Based on this evidence, a rational trier of fact could have found clear and convincing evidence that the mother's lack of proper parental care or control caused these children to be deprived. See OCGA § 15-11-94(b)(4)(C)(i)-(iii).
(c) Lack of Care or Control Likely to Continue. Evidence of past conduct may be considered in determining whether the deprivation is likely to continue if the children are returned to the parent. See In the Interest of A.A., 252 Ga.App. 167, 172(2)(c), 555 S.E.2d 827 (2001). From well before the deprivation hearing until the termination hearing, there was sufficient evidence to authorize the juvenile court's finding that the lack of proper parental care or control was likely to continue.

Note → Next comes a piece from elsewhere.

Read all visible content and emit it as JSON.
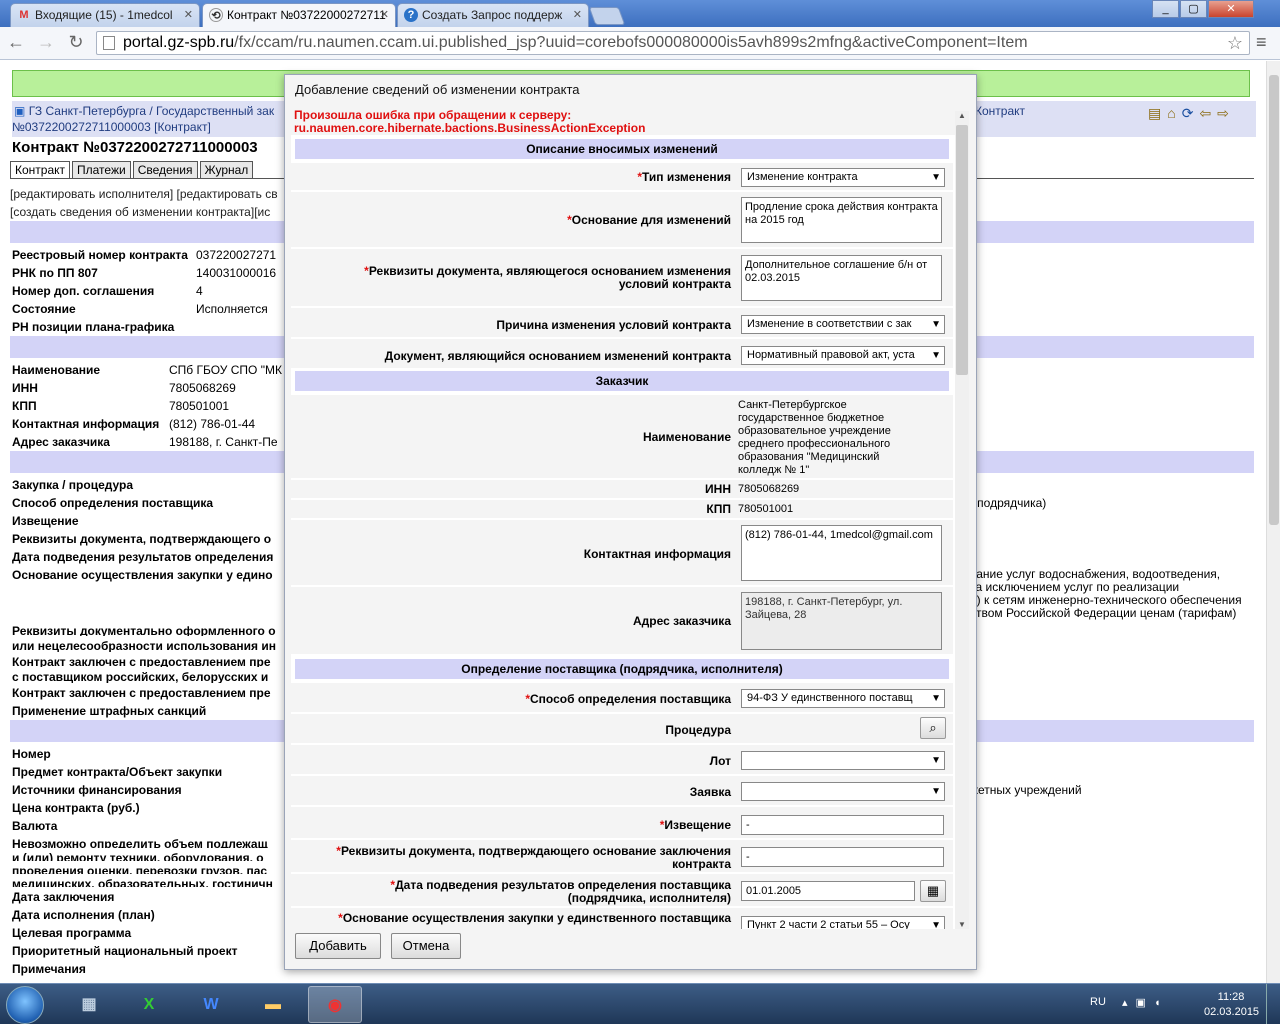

Even though there was evidence that the mother was trying to get control of her drug habit, such effort is not conclusive of parental fitness in light of her history of neglect, including her relapse into drug abuse, her failure to complete two drug treatment programs, her failure to maintain stable employment, and her failure to obtain her own home, all of which were stated goals of the reunification plan. See In the Interest of A.G., 253 Ga.App. 88, 90-91(1)(c), 558 S.E.2d 62 (2001).

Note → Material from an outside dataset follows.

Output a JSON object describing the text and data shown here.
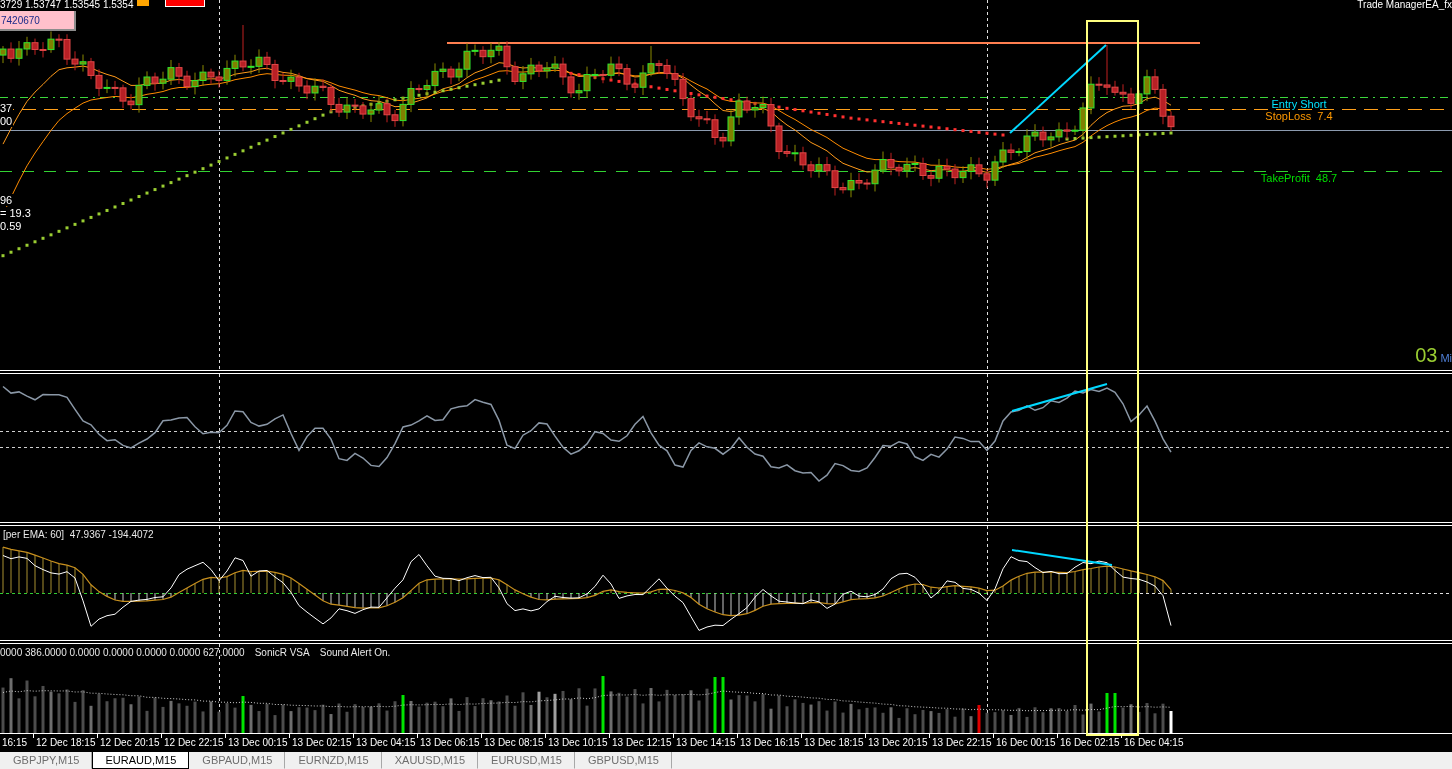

(d) Serious Harm to the Child. Although the mother tried to visit the children on a monthly basis in 2005, a caseworker testified that one of the children developed behavioral problems after these visits and that the other two began receiving treatment for behavioral problems at around the same time. The caseworker further testified as to the harm that the children would suffer if they remained in an impermanent situation such as foster care. The juvenile court was authorized to find from this evidence that continued deprivation of the kind already found was likely to cause serious physical, mental, emotional, or moral harm to the children. See, e.g., In the Interest of A.M.L., 242 Ga.App. 121, 124(1)(d), 527 S.E.2d 614 (2000) (child's behavioral problems would be exacerbated by further contact with parent).
On the record before us, we conclude that the juvenile court could have found clear and convincing evidence of parental misconduct or inability.

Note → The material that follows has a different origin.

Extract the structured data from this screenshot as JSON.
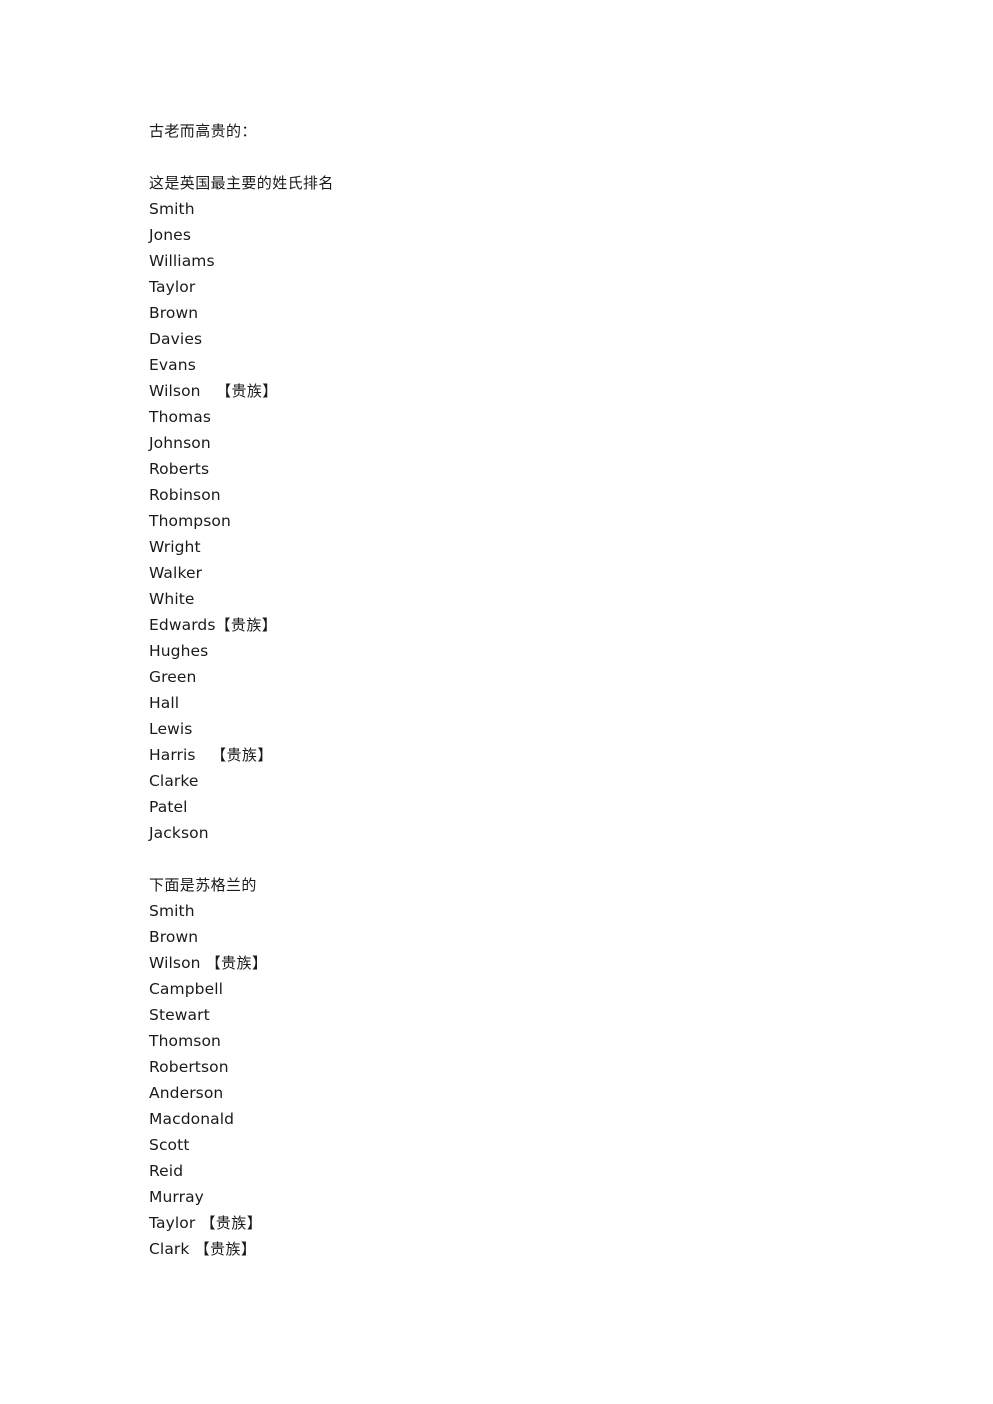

2. Best Interest of the Child. When clear and convincing evidence exists of parental misconduct or inability, the juvenile court then considers whether termination of parental rights is in the best interest of the child, in light of the physical, mental, emotional, and moral condition and needs of the child, including the need for a secure and stable home. OCGA § 15-11-94(a). The same evidence showing parental misconduct or inability may, and here does, establish that the children's best interests required the termination of the parents' rights. See In the Interest of J.B.A., 230 Ga.App. 181, 185(2), 495 S.E.2d 636 (1998). Specifically, there was evidence that the children showed signs of behavioral problems after the mother's visits, and that they were bonded with foster parents who were willing to care for them indefinitely. Thus there was no abuse of discretion when the juvenile court found that the children's best interests would be served by placing them with the Department. See In the Interest of Z.B., 252 Ga.App. 335, 339(2), 556 S.E.2d 234 (2001). Since a rational trier of fact could have found clear and convincing evidence of the mother's misconduct or inability, and that termination of parental rights was in the best interests of all three children, the juvenile court did not err in terminating the mother's rights as to those children.
BLACKBURN, P.J., and BERNES, J., concur.